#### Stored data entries
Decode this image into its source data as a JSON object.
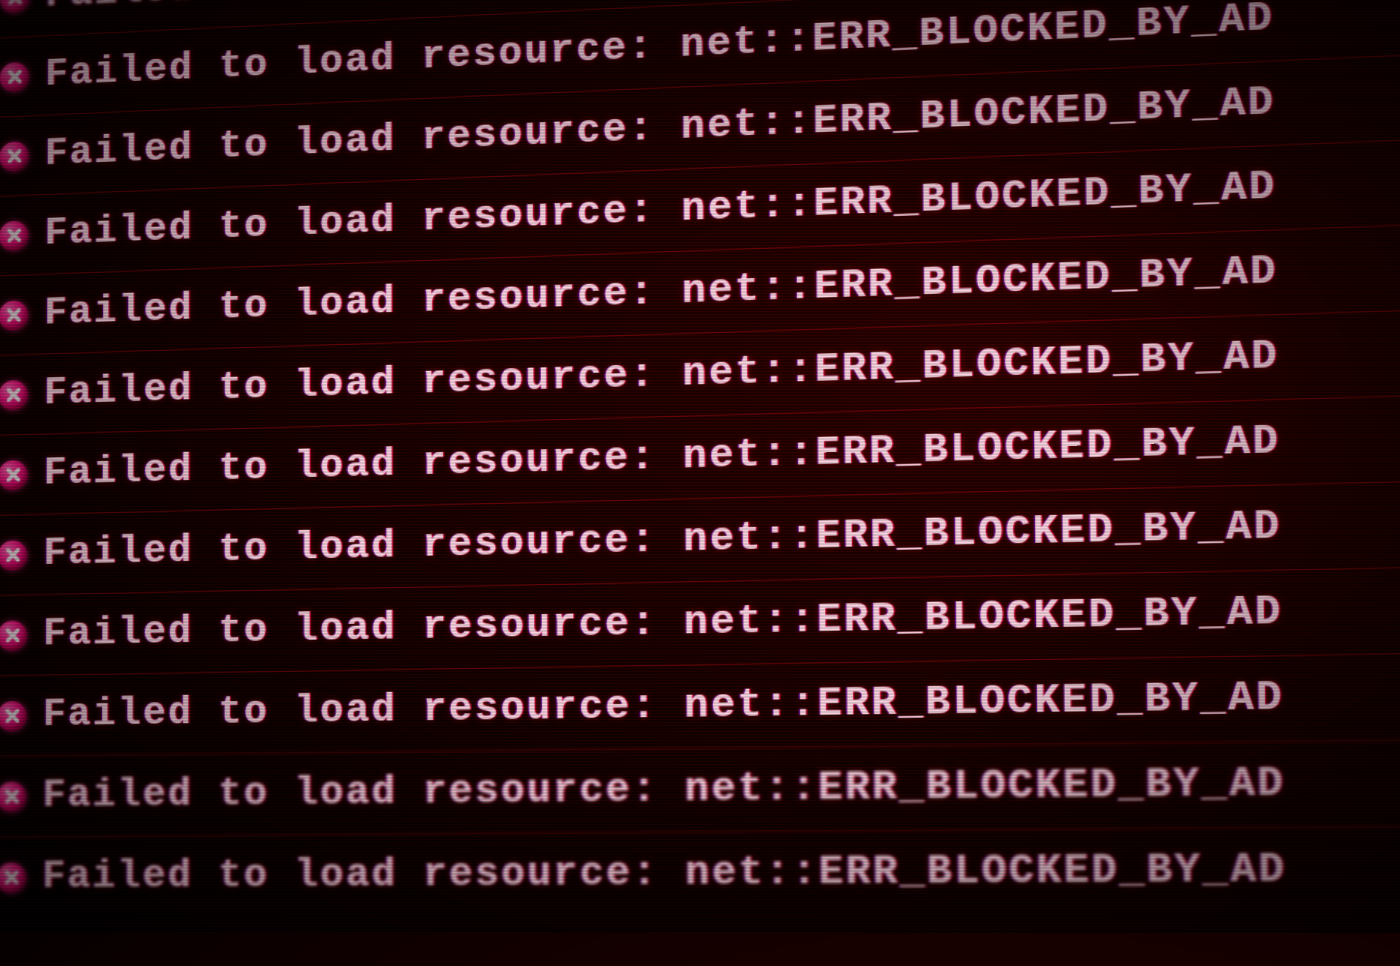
{
  "console": {
    "error_icon": "error-x",
    "lines": [
      {
        "text": "Failed to load resource: net::ERR_BLOCKED_BY_AD"
      },
      {
        "text": "Failed to load resource: net::ERR_BLOCKED_BY_AD"
      },
      {
        "text": "Failed to load resource: net::ERR_BLOCKED_BY_AD"
      },
      {
        "text": "Failed to load resource: net::ERR_BLOCKED_BY_AD"
      },
      {
        "text": "Failed to load resource: net::ERR_BLOCKED_BY_AD"
      },
      {
        "text": "Failed to load resource: net::ERR_BLOCKED_BY_AD"
      },
      {
        "text": "Failed to load resource: net::ERR_BLOCKED_BY_AD"
      },
      {
        "text": "Failed to load resource: net::ERR_BLOCKED_BY_AD"
      },
      {
        "text": "Failed to load resource: net::ERR_BLOCKED_BY_AD"
      },
      {
        "text": "Failed to load resource: net::ERR_BLOCKED_BY_AD"
      },
      {
        "text": "Failed to load resource: net::ERR_BLOCKED_BY_AD"
      },
      {
        "text": "Failed to load resource: net::ERR_BLOCKED_BY_AD"
      }
    ]
  }
}
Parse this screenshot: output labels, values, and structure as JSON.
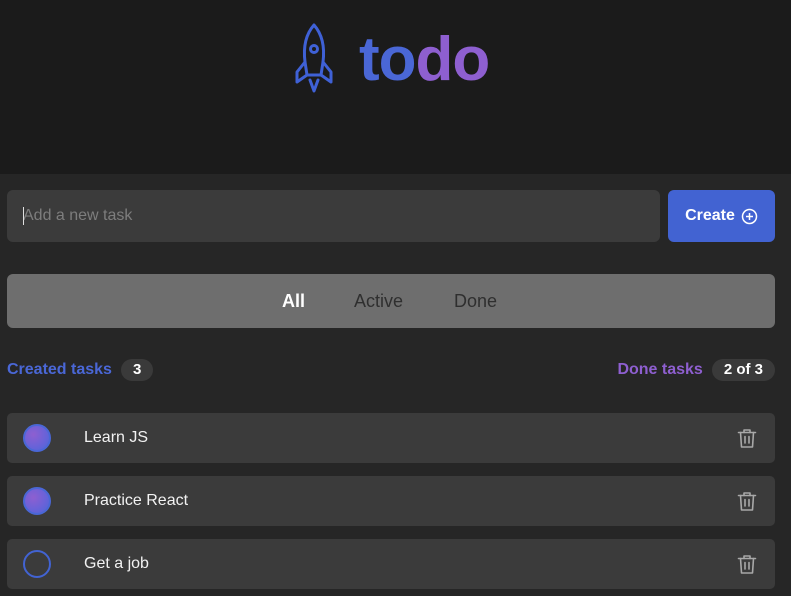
{
  "header": {
    "logo_icon": "rocket-icon",
    "title_part1": "to",
    "title_part2": "do",
    "colors": {
      "blue": "#4a67d6",
      "purple": "#8e5fd0"
    }
  },
  "new_task": {
    "placeholder": "Add a new task",
    "value": "",
    "create_label": "Create",
    "create_icon": "plus-circle-icon"
  },
  "filters": {
    "tabs": [
      {
        "label": "All",
        "active": true
      },
      {
        "label": "Active",
        "active": false
      },
      {
        "label": "Done",
        "active": false
      }
    ]
  },
  "stats": {
    "created_label": "Created tasks",
    "created_count": "3",
    "done_label": "Done tasks",
    "done_count": "2 of 3"
  },
  "tasks": [
    {
      "text": "Learn JS",
      "done": true,
      "delete_icon": "trash-icon"
    },
    {
      "text": "Practice React",
      "done": true,
      "delete_icon": "trash-icon"
    },
    {
      "text": "Get a job",
      "done": false,
      "delete_icon": "trash-icon"
    }
  ]
}
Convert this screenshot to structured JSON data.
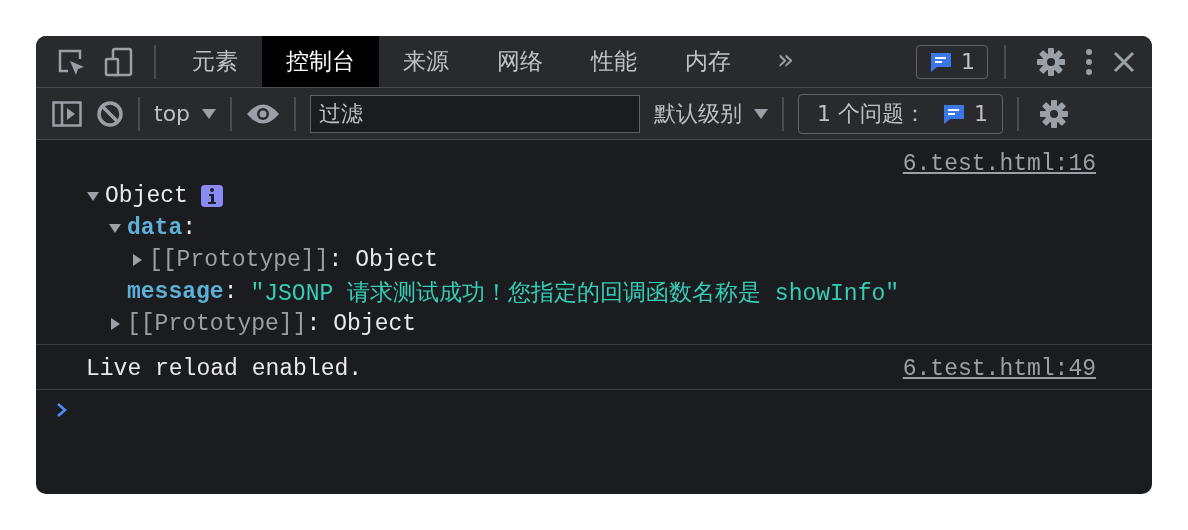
{
  "tabs": [
    {
      "label": "元素",
      "selected": false
    },
    {
      "label": "控制台",
      "selected": true
    },
    {
      "label": "来源",
      "selected": false
    },
    {
      "label": "网络",
      "selected": false
    },
    {
      "label": "性能",
      "selected": false
    },
    {
      "label": "内存",
      "selected": false
    }
  ],
  "more_tabs": "»",
  "issues_badge": {
    "count": "1"
  },
  "toolbar": {
    "context": "top",
    "filter": {
      "placeholder": "过滤"
    },
    "log_level": "默认级别",
    "issues": {
      "label": "1 个问题：",
      "count": "1"
    }
  },
  "console": [
    {
      "kind": "object",
      "source": "6.test.html:16",
      "tree": {
        "label": "Object",
        "expanded": true,
        "children": [
          {
            "key": "data",
            "kind": "own",
            "separator": ":",
            "expanded": true,
            "children": [
              {
                "key": "[[Prototype]]",
                "kind": "internal",
                "separator": ":",
                "value": {
                  "text": "Object",
                  "kind": "object"
                },
                "expanded": false
              }
            ]
          },
          {
            "key": "message",
            "kind": "own",
            "separator": ":",
            "value": {
              "text": "\"JSONP 请求测试成功！您指定的回调函数名称是 showInfo\"",
              "kind": "string"
            }
          },
          {
            "key": "[[Prototype]]",
            "kind": "internal",
            "separator": ":",
            "value": {
              "text": "Object",
              "kind": "object"
            },
            "expanded": false
          }
        ]
      }
    },
    {
      "kind": "log",
      "text": "Live reload enabled.",
      "source": "6.test.html:49"
    }
  ]
}
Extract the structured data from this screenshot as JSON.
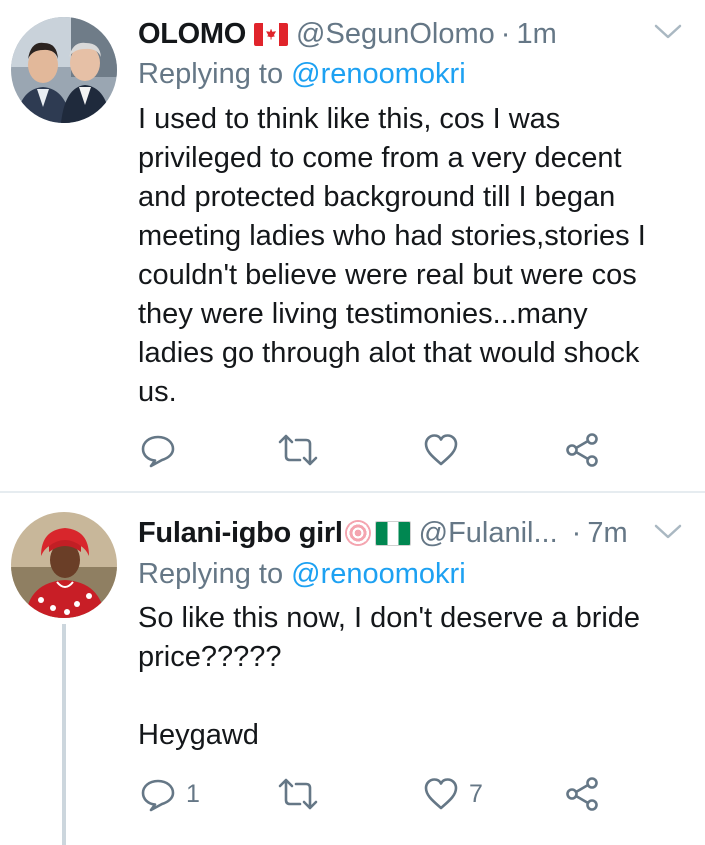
{
  "colors": {
    "text": "#14171a",
    "secondary": "#657786",
    "link": "#1da1f2",
    "divider": "#e6ecf0",
    "thread_line": "#ccd6dd"
  },
  "tweets": [
    {
      "display_name": "OLOMO",
      "name_emoji": [
        "flag-canada"
      ],
      "handle": "@SegunOlomo",
      "separator": "·",
      "time": "1m",
      "replying_prefix": "Replying to ",
      "replying_mention": "@renoomokri",
      "text": "I used to think like this, cos I was\nprivileged to come from a very decent\nand protected background till I began\nmeeting ladies who had stories,stories I\ncouldn't believe were real but were cos\nthey were living testimonies...many\nladies go through alot that would shock\nus.",
      "actions": {
        "reply_count": "",
        "retweet_count": "",
        "like_count": ""
      },
      "icons": [
        "reply-icon",
        "retweet-icon",
        "heart-icon",
        "share-icon",
        "chevron-down-icon"
      ]
    },
    {
      "display_name": "Fulani-igbo girl",
      "name_emoji": [
        "fish-cake-swirl",
        "flag-nigeria"
      ],
      "handle": "@Fulanil...",
      "separator": "·",
      "time": "7m",
      "replying_prefix": "Replying to ",
      "replying_mention": "@renoomokri",
      "text": "So like this now, I don't deserve a bride\nprice?????\n\nHeygawd",
      "actions": {
        "reply_count": "1",
        "retweet_count": "",
        "like_count": "7"
      },
      "icons": [
        "reply-icon",
        "retweet-icon",
        "heart-icon",
        "share-icon",
        "chevron-down-icon"
      ]
    }
  ]
}
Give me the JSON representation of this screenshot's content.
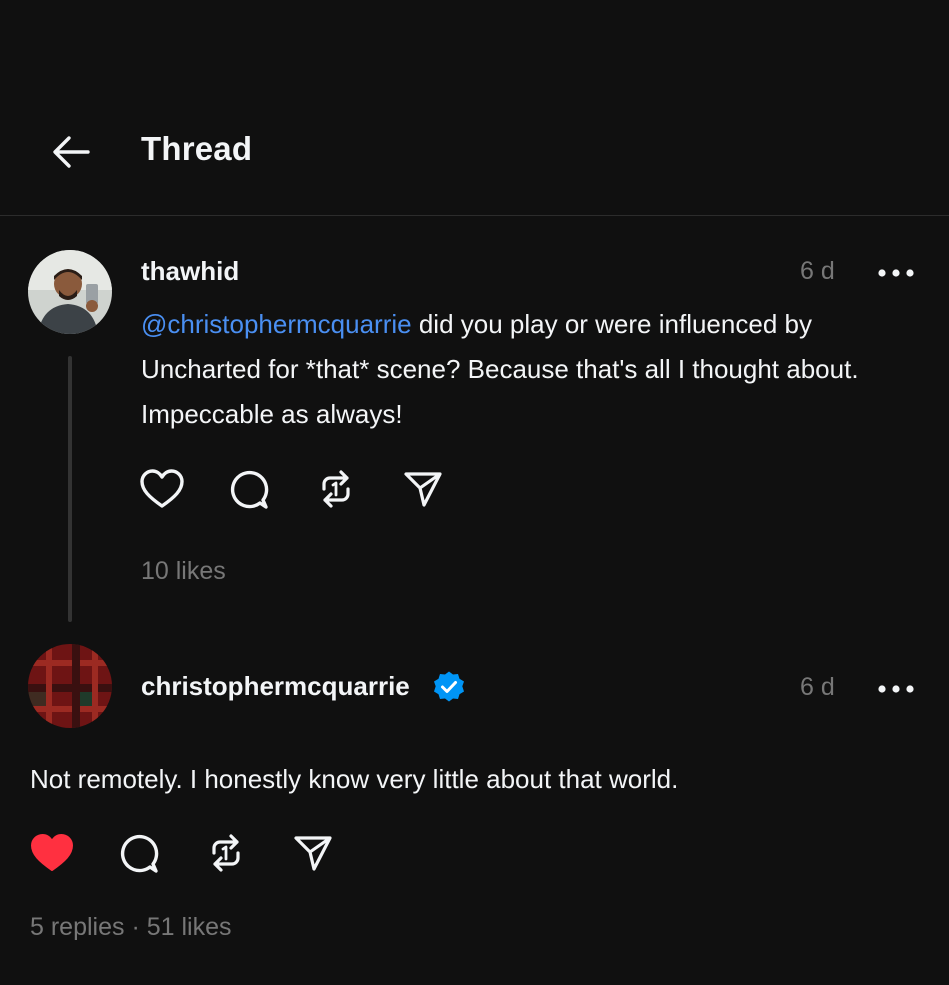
{
  "header": {
    "title": "Thread",
    "back_icon": "arrow-left-icon"
  },
  "posts": [
    {
      "username": "thawhid",
      "time": "6 d",
      "mention": "@christophermcquarrie",
      "text": " did you play or were influenced by Uncharted for *that* scene? Because that's all I thought about. Impeccable as always!",
      "likes": "10 likes",
      "liked": false,
      "verified": false
    },
    {
      "username": "christophermcquarrie",
      "time": "6 d",
      "text": "Not remotely. I honestly know very little about that world.",
      "replies": "5 replies",
      "separator": "·",
      "likes": "51 likes",
      "liked": true,
      "verified": true
    }
  ],
  "colors": {
    "background": "#101010",
    "text": "#f3f5f7",
    "muted": "#777777",
    "mention": "#4a8ff2",
    "like_active": "#ff3040",
    "verified": "#0095f6"
  }
}
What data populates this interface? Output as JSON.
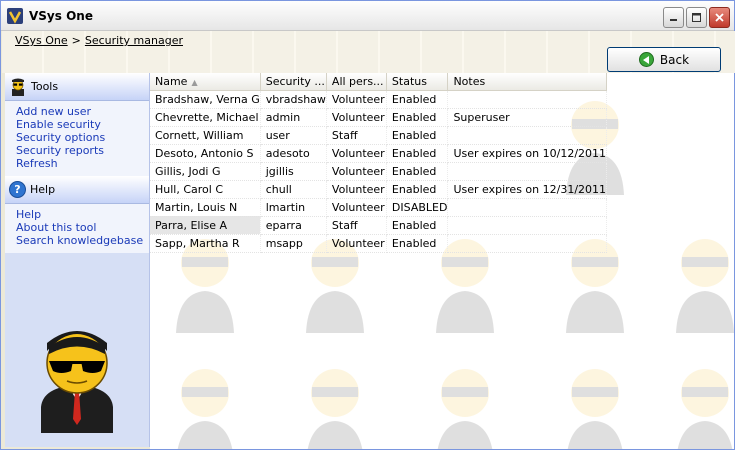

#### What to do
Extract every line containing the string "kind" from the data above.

#### Response to this exercise
      "kind": "object",
            "kind": "own",
                "kind": "internal",
                  "kind": "object"
            "kind": "own",
              "kind": "string"
            "kind": "internal",
              "kind": "object"
      "kind": "log",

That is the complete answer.